It also received provincial approval from regulatory authorities to construct a broodstock facility and a grow-out facility at its Rollo Bay site on Prince Edward Island, Canada, and completed renovations to the R&D building at the site.

AquaBounty chief executive Ronald Stotish said: “This was a very successful year in which we progressed our commercial goals. Having in the previous year achieved crucial milestones in receiving regulatory approvals, we have now taken major steps in our commercial plan by purchasing a production facility in the US and commencing construction of a production facility in Canada. 

“We also completed our very first sales of AquAdvantage salmon, which was extremely well received by our customers who are looking forward to their next shipment.”

Only sold in Canada

Canada is currently the only country where AquaBounty sells its salmon.

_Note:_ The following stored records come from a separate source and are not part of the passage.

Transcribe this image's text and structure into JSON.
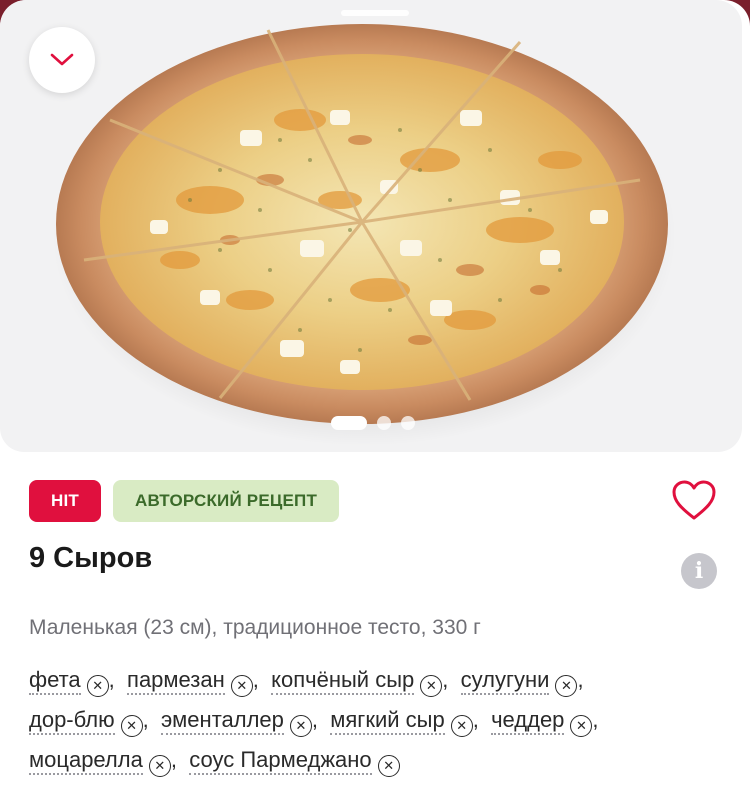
{
  "product": {
    "title": "9 Сыров",
    "description": "Маленькая (23 см), традиционное тесто, 330 г",
    "badges": {
      "hit": "HIT",
      "recipe": "АВТОРСКИЙ РЕЦЕПТ"
    }
  },
  "ingredients": [
    {
      "name": "фета",
      "sep": ", "
    },
    {
      "name": "пармезан",
      "sep": ", "
    },
    {
      "name": "копчёный сыр",
      "sep": ", "
    },
    {
      "name": "сулугуни",
      "sep": ","
    },
    {
      "name": "дор-блю",
      "sep": ", "
    },
    {
      "name": "эменталлер",
      "sep": ", "
    },
    {
      "name": "мягкий сыр",
      "sep": ", "
    },
    {
      "name": "чеддер",
      "sep": ","
    },
    {
      "name": "моцарелла",
      "sep": ", "
    },
    {
      "name": "соус Пармеджано",
      "sep": ""
    }
  ],
  "carousel": {
    "count": 3,
    "active": 0
  },
  "icons": {
    "collapse": "chevron-down-icon",
    "favorite": "heart-icon",
    "info": "info-icon",
    "remove": "remove-circle-icon"
  },
  "info_glyph": "i",
  "remove_glyph": "✕",
  "colors": {
    "accent": "#e0103e",
    "hit_bg": "#e0103e",
    "recipe_bg": "#d9ebc4",
    "recipe_text": "#3b6a2a",
    "backdrop": "#7a1f2c"
  }
}
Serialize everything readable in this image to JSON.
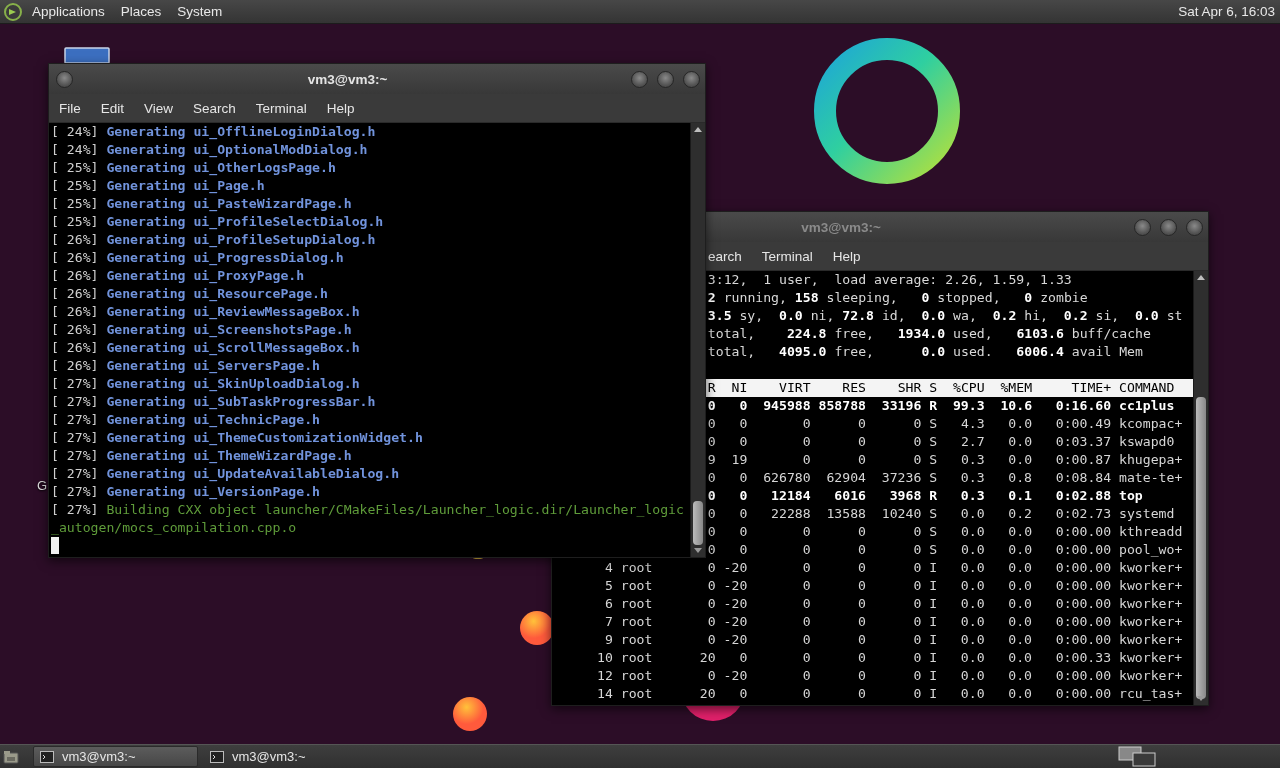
{
  "top_panel": {
    "menus": [
      "Applications",
      "Places",
      "System"
    ],
    "clock": "Sat Apr 6, 16:03"
  },
  "desktop": {
    "label_fragment": "G"
  },
  "windows": [
    {
      "title": "vm3@vm3:~",
      "active": true,
      "menu": [
        "File",
        "Edit",
        "View",
        "Search",
        "Terminal",
        "Help"
      ],
      "lines": [
        {
          "progress": "[ 24%]",
          "message": "Generating ui_OfflineLoginDialog.h",
          "kind": "generate"
        },
        {
          "progress": "[ 24%]",
          "message": "Generating ui_OptionalModDialog.h",
          "kind": "generate"
        },
        {
          "progress": "[ 25%]",
          "message": "Generating ui_OtherLogsPage.h",
          "kind": "generate"
        },
        {
          "progress": "[ 25%]",
          "message": "Generating ui_Page.h",
          "kind": "generate"
        },
        {
          "progress": "[ 25%]",
          "message": "Generating ui_PasteWizardPage.h",
          "kind": "generate"
        },
        {
          "progress": "[ 25%]",
          "message": "Generating ui_ProfileSelectDialog.h",
          "kind": "generate"
        },
        {
          "progress": "[ 26%]",
          "message": "Generating ui_ProfileSetupDialog.h",
          "kind": "generate"
        },
        {
          "progress": "[ 26%]",
          "message": "Generating ui_ProgressDialog.h",
          "kind": "generate"
        },
        {
          "progress": "[ 26%]",
          "message": "Generating ui_ProxyPage.h",
          "kind": "generate"
        },
        {
          "progress": "[ 26%]",
          "message": "Generating ui_ResourcePage.h",
          "kind": "generate"
        },
        {
          "progress": "[ 26%]",
          "message": "Generating ui_ReviewMessageBox.h",
          "kind": "generate"
        },
        {
          "progress": "[ 26%]",
          "message": "Generating ui_ScreenshotsPage.h",
          "kind": "generate"
        },
        {
          "progress": "[ 26%]",
          "message": "Generating ui_ScrollMessageBox.h",
          "kind": "generate"
        },
        {
          "progress": "[ 26%]",
          "message": "Generating ui_ServersPage.h",
          "kind": "generate"
        },
        {
          "progress": "[ 27%]",
          "message": "Generating ui_SkinUploadDialog.h",
          "kind": "generate"
        },
        {
          "progress": "[ 27%]",
          "message": "Generating ui_SubTaskProgressBar.h",
          "kind": "generate"
        },
        {
          "progress": "[ 27%]",
          "message": "Generating ui_TechnicPage.h",
          "kind": "generate"
        },
        {
          "progress": "[ 27%]",
          "message": "Generating ui_ThemeCustomizationWidget.h",
          "kind": "generate"
        },
        {
          "progress": "[ 27%]",
          "message": "Generating ui_ThemeWizardPage.h",
          "kind": "generate"
        },
        {
          "progress": "[ 27%]",
          "message": "Generating ui_UpdateAvailableDialog.h",
          "kind": "generate"
        },
        {
          "progress": "[ 27%]",
          "message": "Generating ui_VersionPage.h",
          "kind": "generate"
        },
        {
          "progress": "[ 27%]",
          "message": "Building CXX object launcher/CMakeFiles/Launcher_logic.dir/Launcher_logic_autogen/mocs_compilation.cpp.o",
          "kind": "build"
        }
      ]
    },
    {
      "title": "vm3@vm3:~",
      "active": false,
      "menu": [
        "earch",
        "Terminal",
        "Help"
      ],
      "summary": [
        "3:12,  1 user,  load average: 2.26, 1.59, 1.33",
        "**2** running, **158** sleeping,   **0** stopped,   **0** zombie",
        "**3.5** sy,  **0.0** ni, **72.8** id,  **0.0** wa,  **0.2** hi,  **0.2** si,  **0.0** st",
        "total,    **224.8** free,   **1934.0** used,   **6103.6** buff/cache",
        "total,   **4095.0** free,      **0.0** used.   **6006.4** avail Mem"
      ],
      "columns": [
        "R",
        "NI",
        "VIRT",
        "RES",
        "SHR",
        "S",
        "%CPU",
        "%MEM",
        "TIME+",
        "COMMAND"
      ],
      "rows": [
        {
          "cells": [
            "0",
            "0",
            "945988",
            "858788",
            "33196",
            "R",
            "99.3",
            "10.6",
            "0:16.60",
            "cc1plus"
          ],
          "emphasized": true
        },
        {
          "cells": [
            "0",
            "0",
            "0",
            "0",
            "0",
            "S",
            "4.3",
            "0.0",
            "0:00.49",
            "kcompac+"
          ],
          "emphasized": false
        },
        {
          "cells": [
            "0",
            "0",
            "0",
            "0",
            "0",
            "S",
            "2.7",
            "0.0",
            "0:03.37",
            "kswapd0"
          ],
          "emphasized": false
        },
        {
          "cells": [
            "9",
            "19",
            "0",
            "0",
            "0",
            "S",
            "0.3",
            "0.0",
            "0:00.87",
            "khugepa+"
          ],
          "emphasized": false
        },
        {
          "cells": [
            "0",
            "0",
            "626780",
            "62904",
            "37236",
            "S",
            "0.3",
            "0.8",
            "0:08.84",
            "mate-te+"
          ],
          "emphasized": false
        },
        {
          "cells": [
            "0",
            "0",
            "12184",
            "6016",
            "3968",
            "R",
            "0.3",
            "0.1",
            "0:02.88",
            "top"
          ],
          "emphasized": true
        },
        {
          "cells": [
            "0",
            "0",
            "22288",
            "13588",
            "10240",
            "S",
            "0.0",
            "0.2",
            "0:02.73",
            "systemd"
          ],
          "emphasized": false
        },
        {
          "cells": [
            "0",
            "0",
            "0",
            "0",
            "0",
            "S",
            "0.0",
            "0.0",
            "0:00.00",
            "kthreadd"
          ],
          "emphasized": false
        },
        {
          "cells": [
            "0",
            "0",
            "0",
            "0",
            "0",
            "S",
            "0.0",
            "0.0",
            "0:00.00",
            "pool_wo+"
          ],
          "emphasized": false
        },
        {
          "cells": [
            "4",
            "root",
            "0",
            "-20",
            "0",
            "0",
            "0",
            "I",
            "0.0",
            "0.0",
            "0:00.00",
            "kworker+"
          ],
          "emphasized": false
        },
        {
          "cells": [
            "5",
            "root",
            "0",
            "-20",
            "0",
            "0",
            "0",
            "I",
            "0.0",
            "0.0",
            "0:00.00",
            "kworker+"
          ],
          "emphasized": false
        },
        {
          "cells": [
            "6",
            "root",
            "0",
            "-20",
            "0",
            "0",
            "0",
            "I",
            "0.0",
            "0.0",
            "0:00.00",
            "kworker+"
          ],
          "emphasized": false
        },
        {
          "cells": [
            "7",
            "root",
            "0",
            "-20",
            "0",
            "0",
            "0",
            "I",
            "0.0",
            "0.0",
            "0:00.00",
            "kworker+"
          ],
          "emphasized": false
        },
        {
          "cells": [
            "9",
            "root",
            "0",
            "-20",
            "0",
            "0",
            "0",
            "I",
            "0.0",
            "0.0",
            "0:00.00",
            "kworker+"
          ],
          "emphasized": false
        },
        {
          "cells": [
            "10",
            "root",
            "20",
            "0",
            "0",
            "0",
            "0",
            "I",
            "0.0",
            "0.0",
            "0:00.33",
            "kworker+"
          ],
          "emphasized": false
        },
        {
          "cells": [
            "12",
            "root",
            "0",
            "-20",
            "0",
            "0",
            "0",
            "I",
            "0.0",
            "0.0",
            "0:00.00",
            "kworker+"
          ],
          "emphasized": false
        },
        {
          "cells": [
            "14",
            "root",
            "20",
            "0",
            "0",
            "0",
            "0",
            "I",
            "0.0",
            "0.0",
            "0:00.00",
            "rcu_tas+"
          ],
          "emphasized": false
        }
      ]
    }
  ],
  "taskbar": {
    "tasks": [
      {
        "label": "vm3@vm3:~",
        "selected": true
      },
      {
        "label": "vm3@vm3:~",
        "selected": false
      }
    ]
  }
}
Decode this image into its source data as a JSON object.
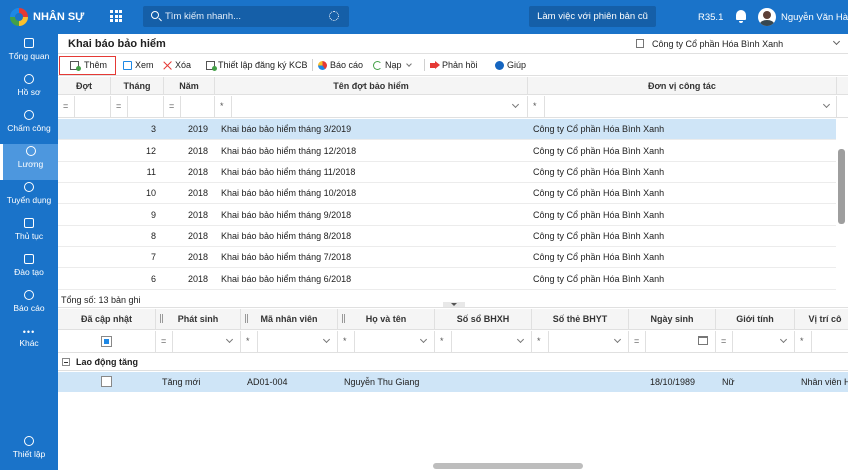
{
  "app": {
    "brand": "NHÂN SỰ",
    "version": "R35.1",
    "user_name": "Nguyễn Văn Hà"
  },
  "search": {
    "placeholder": "Tìm kiếm nhanh..."
  },
  "header": {
    "old_version_button": "Làm việc với phiên bản cũ"
  },
  "sidebar": {
    "items": [
      {
        "label": "Tổng quan",
        "icon": "home-icon"
      },
      {
        "label": "Hồ sơ",
        "icon": "person-icon"
      },
      {
        "label": "Chấm công",
        "icon": "clock-icon"
      },
      {
        "label": "Lương",
        "icon": "dollar-icon",
        "active": true
      },
      {
        "label": "Tuyển dụng",
        "icon": "recruit-icon"
      },
      {
        "label": "Thủ tục",
        "icon": "document-icon"
      },
      {
        "label": "Đào tạo",
        "icon": "training-icon"
      },
      {
        "label": "Báo cáo",
        "icon": "report-icon"
      },
      {
        "label": "Khác",
        "icon": "more-icon"
      },
      {
        "label": "Thiết lập",
        "icon": "settings-icon"
      }
    ]
  },
  "page": {
    "title": "Khai báo bảo hiểm",
    "company": "Công ty Cổ phần Hóa Bình Xanh"
  },
  "toolbar": {
    "add": "Thêm",
    "view": "Xem",
    "delete": "Xóa",
    "setup_kcb": "Thiết lập đăng ký KCB",
    "report": "Báo cáo",
    "load": "Nạp",
    "feedback": "Phản hồi",
    "help": "Giúp"
  },
  "table1": {
    "columns": {
      "dot": "Đợt",
      "thang": "Tháng",
      "nam": "Năm",
      "ten_dot": "Tên đợt bảo hiểm",
      "don_vi": "Đơn vị công tác"
    },
    "filter_eq": "=",
    "filter_star": "*",
    "rows": [
      {
        "thang": "3",
        "nam": "2019",
        "ten": "Khai báo bảo hiểm tháng 3/2019",
        "don_vi": "Công ty Cổ phần Hóa Bình Xanh"
      },
      {
        "thang": "12",
        "nam": "2018",
        "ten": "Khai báo bảo hiểm tháng 12/2018",
        "don_vi": "Công ty Cổ phần Hóa Bình Xanh"
      },
      {
        "thang": "11",
        "nam": "2018",
        "ten": "Khai báo bảo hiểm tháng 11/2018",
        "don_vi": "Công ty Cổ phần Hóa Bình Xanh"
      },
      {
        "thang": "10",
        "nam": "2018",
        "ten": "Khai báo bảo hiểm tháng 10/2018",
        "don_vi": "Công ty Cổ phần Hóa Bình Xanh"
      },
      {
        "thang": "9",
        "nam": "2018",
        "ten": "Khai báo bảo hiểm tháng 9/2018",
        "don_vi": "Công ty Cổ phần Hóa Bình Xanh"
      },
      {
        "thang": "8",
        "nam": "2018",
        "ten": "Khai báo bảo hiểm tháng 8/2018",
        "don_vi": "Công ty Cổ phần Hóa Bình Xanh"
      },
      {
        "thang": "7",
        "nam": "2018",
        "ten": "Khai báo bảo hiểm tháng 7/2018",
        "don_vi": "Công ty Cổ phần Hóa Bình Xanh"
      },
      {
        "thang": "6",
        "nam": "2018",
        "ten": "Khai báo bảo hiểm tháng 6/2018",
        "don_vi": "Công ty Cổ phần Hóa Bình Xanh"
      }
    ],
    "total": "Tổng số: 13 bản ghi"
  },
  "table2": {
    "columns": {
      "da_cap_nhat": "Đã cập nhật",
      "phat_sinh": "Phát sinh",
      "ma_nv": "Mã nhân viên",
      "ho_ten": "Họ và tên",
      "so_bhxh": "Số sổ BHXH",
      "so_bhyt": "Số thẻ BHYT",
      "ngay_sinh": "Ngày sinh",
      "gioi_tinh": "Giới tính",
      "vi_tri": "Vị trí cô"
    },
    "group": "Lao động tăng",
    "row": {
      "phat_sinh": "Tăng mới",
      "ma_nv": "AD01-004",
      "ho_ten": "Nguyễn Thu Giang",
      "ngay_sinh": "18/10/1989",
      "gioi_tinh": "Nữ",
      "vi_tri": "Nhân viên H"
    }
  }
}
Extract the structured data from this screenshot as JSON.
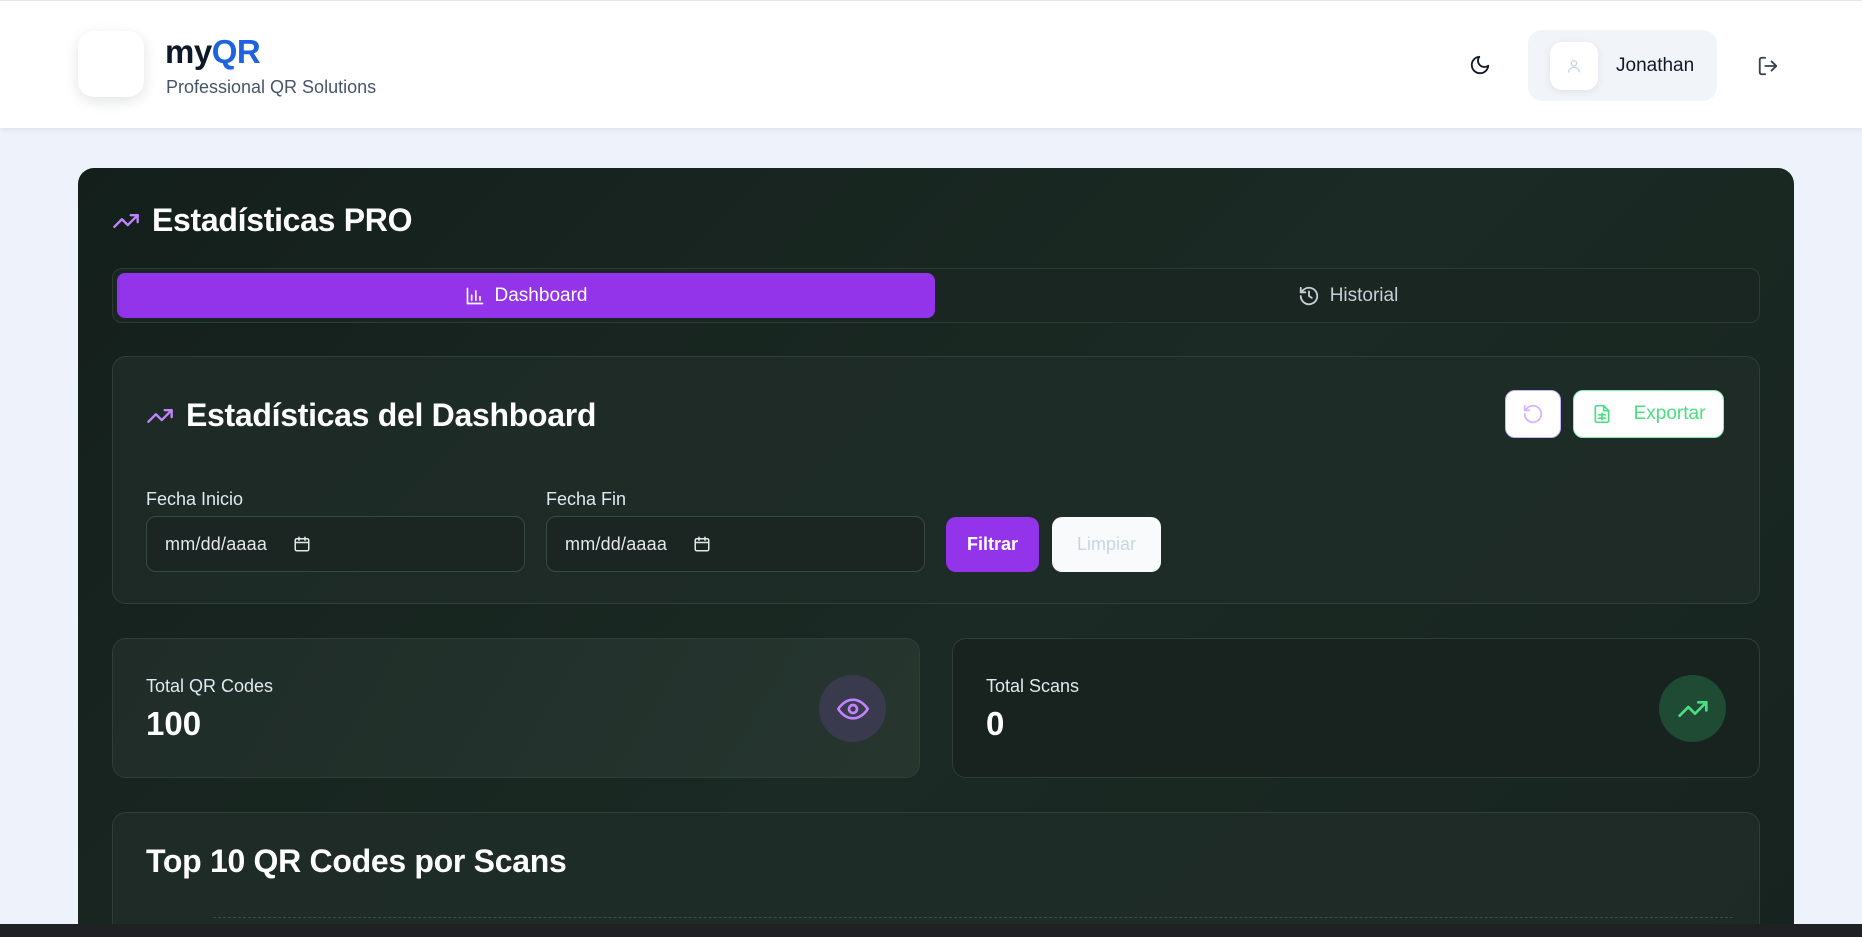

The US Food and Drink Administration approved the fish in 2015 but imports have been blocked because authorities cannot decide how the fish should be labelled.

In a press release, AquaBounty explained: “In January 2016, as part of the 2016 Omnibus Appropriations Act (the Act) passed by the United States Congress, an amendment was added that directed the FDA to issue final guidance for the labelling of AquAdvantage salmon. 

“Given this directive, the FDA issued an Import Alert on the fish and stated that a temporary hold was being implemented to comply with language in the Act, which was extended beyond its initial end date several times to March 23, 2018, by continuing resolutions. At this time, the Company cannot predict when or if the Import Alert might be lifted or when the FDA might finalise its labelling guidance.”

AquaBounty said discussions have been opened with potential investors to partner on the construction of a land-based recirculating aquaculture facility located in the US or Canada for the production of AquAdvantage salmon.

It said projects to develop commercial AquAdvantage salmon production outside North America continued during 2017 with field trials ongoing in Argentina and Brazil. AquaBounty expects the Argentina field trial to conclude mid-2018 and the Brazil field trial to conclude in 2019.